Research shows that runners interact with fellow pedestrians as well as cyclists and vehicle drivers at times differently to those walking. This depends on physical design and infrastructure, and the embodied desire of the runner - who may be running for leisure, or sport, or transport, at different times and all at the same time. Most simply, running is typically at least twice as fast as walking, and approaching other pedestrians and other road users at this pace requires clarification in order to improve safety.
With as many as one in five adults running regularly in the UK (Sport England), runners are a visible and a daily feature of all our towns, cities and places, in rural and urban contexts alike. Yet the runner is absent, and largely invisible, in terms of transport and urban policy and in thinking about how we live and move.
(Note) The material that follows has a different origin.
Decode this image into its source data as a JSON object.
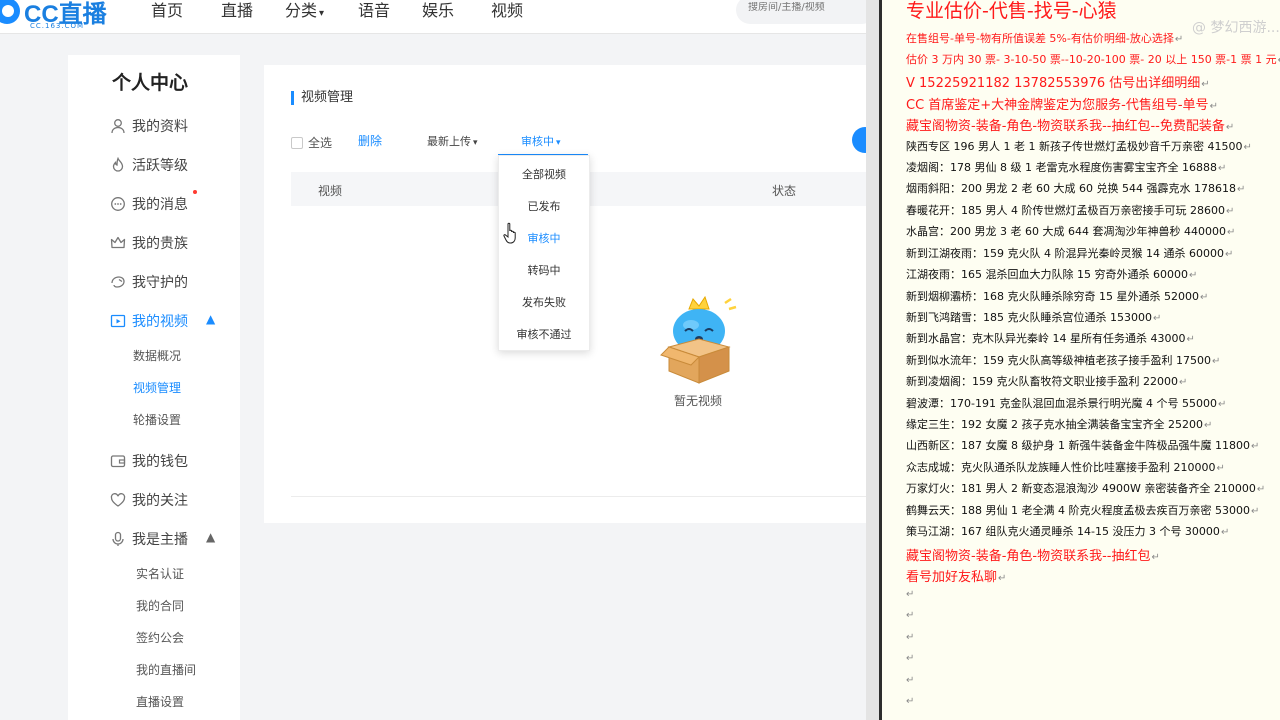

That’s why we’re calling for explicit inclusion of runners in the Highway Code to give this simple and intensely human act and the millions of people who run regularly, some recognition.